Plato exoplanet mission gets green light for next phase

on 02 February 2022

Plato, ESA’s next-generation planet hunting mission, has been given the green light to continue with its development after the critical milestone review concluded successfully on 11 January 2022.

The review verified the maturity of the complete space segment (spacecraft platform and payload module), confirming the solidity of the spacecraft-to-payload interfaces, the payload schedule with particular focus on the series production of the 26 cameras, and the robustness of the spacecraft schedule. Plato will use the 26 cameras to discover and characterise exoplanets that orbit stars similar to our Sun.

The critical milestone review was established specifically for Plato at the time of mission adoption because of the development risks associated with the series production of the cameras. The review was carried out during the period between July and December 2021. The review teams consisted of more than 100 people from ESA divided into two panels (one for the spacecraft and one for the payload) that submitted their findings to the board.

The next major milestone for Plato is the spacecraft critical design review in 2023, which will verify the detailed design of the complete spacecraft before proceeding with its assembly.
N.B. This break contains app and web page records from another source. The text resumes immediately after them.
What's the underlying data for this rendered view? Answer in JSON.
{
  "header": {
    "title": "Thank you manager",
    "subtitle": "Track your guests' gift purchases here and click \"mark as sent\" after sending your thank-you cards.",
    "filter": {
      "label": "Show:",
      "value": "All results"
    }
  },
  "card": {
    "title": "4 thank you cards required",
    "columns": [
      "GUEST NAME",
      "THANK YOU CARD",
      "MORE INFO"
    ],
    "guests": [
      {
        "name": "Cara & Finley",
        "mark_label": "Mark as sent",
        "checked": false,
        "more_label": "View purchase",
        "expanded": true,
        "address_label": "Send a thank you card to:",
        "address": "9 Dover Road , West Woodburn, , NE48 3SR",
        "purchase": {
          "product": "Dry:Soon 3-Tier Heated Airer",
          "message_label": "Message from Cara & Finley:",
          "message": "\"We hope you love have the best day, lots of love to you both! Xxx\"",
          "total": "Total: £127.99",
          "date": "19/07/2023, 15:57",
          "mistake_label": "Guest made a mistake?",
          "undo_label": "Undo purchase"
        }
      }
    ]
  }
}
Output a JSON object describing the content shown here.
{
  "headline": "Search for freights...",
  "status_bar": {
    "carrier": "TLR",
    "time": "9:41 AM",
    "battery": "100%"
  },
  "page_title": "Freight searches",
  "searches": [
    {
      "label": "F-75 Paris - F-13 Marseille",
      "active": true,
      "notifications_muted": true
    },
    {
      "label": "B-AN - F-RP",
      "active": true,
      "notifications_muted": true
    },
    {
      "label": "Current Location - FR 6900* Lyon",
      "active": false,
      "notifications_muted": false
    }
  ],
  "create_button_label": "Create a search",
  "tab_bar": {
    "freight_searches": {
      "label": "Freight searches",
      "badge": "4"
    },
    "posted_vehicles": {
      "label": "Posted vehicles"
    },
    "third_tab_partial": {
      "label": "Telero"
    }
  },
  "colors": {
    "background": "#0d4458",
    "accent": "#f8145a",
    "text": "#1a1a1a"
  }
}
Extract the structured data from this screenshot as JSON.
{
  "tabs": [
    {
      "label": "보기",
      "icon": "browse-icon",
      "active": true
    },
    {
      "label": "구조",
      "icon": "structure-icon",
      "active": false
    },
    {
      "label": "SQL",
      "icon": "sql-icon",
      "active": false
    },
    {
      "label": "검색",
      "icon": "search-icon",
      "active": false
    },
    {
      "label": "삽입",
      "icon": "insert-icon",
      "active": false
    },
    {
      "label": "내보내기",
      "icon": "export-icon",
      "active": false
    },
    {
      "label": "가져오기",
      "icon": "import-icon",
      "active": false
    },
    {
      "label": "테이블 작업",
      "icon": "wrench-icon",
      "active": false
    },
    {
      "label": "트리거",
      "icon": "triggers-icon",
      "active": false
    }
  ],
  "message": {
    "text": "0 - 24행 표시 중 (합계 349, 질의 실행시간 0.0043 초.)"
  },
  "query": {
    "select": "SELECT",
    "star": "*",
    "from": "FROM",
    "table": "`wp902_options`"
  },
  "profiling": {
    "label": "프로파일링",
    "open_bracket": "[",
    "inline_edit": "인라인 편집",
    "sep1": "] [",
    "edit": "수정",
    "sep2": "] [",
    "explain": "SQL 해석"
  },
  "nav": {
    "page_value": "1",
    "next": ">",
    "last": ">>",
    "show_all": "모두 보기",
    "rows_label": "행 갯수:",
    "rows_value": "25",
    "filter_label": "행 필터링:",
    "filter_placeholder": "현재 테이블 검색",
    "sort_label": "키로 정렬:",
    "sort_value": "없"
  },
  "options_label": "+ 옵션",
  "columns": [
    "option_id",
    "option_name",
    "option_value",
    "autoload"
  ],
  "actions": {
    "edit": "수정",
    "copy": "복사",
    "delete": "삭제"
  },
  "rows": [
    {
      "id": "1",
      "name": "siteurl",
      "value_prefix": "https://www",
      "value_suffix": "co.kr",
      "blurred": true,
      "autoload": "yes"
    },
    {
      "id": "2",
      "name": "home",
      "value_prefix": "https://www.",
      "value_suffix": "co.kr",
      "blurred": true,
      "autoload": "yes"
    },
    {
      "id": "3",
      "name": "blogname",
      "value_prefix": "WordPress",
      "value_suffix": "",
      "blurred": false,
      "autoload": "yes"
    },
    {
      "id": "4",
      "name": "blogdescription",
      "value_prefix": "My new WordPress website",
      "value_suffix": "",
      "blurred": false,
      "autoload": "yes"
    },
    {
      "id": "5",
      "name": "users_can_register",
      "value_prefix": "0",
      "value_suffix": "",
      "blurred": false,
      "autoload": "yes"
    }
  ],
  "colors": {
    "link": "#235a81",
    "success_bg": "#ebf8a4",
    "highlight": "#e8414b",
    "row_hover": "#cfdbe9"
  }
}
After launch, currently planned for end 2026, Plato will travel to Lagrange point 2 in space, 1.5 million km beyond Earth in the direction away from the Sun. From this point the telescope will observe more than 200 000 stars during its four-year nominal operation, looking for regular dips in their light caused by the transit of a planet across the star’s disc. The analysis of these transits and of the stellar light variations will allow precise determinations of the properties of exoplanets and their host stars.

More details here.

Image credit: ESA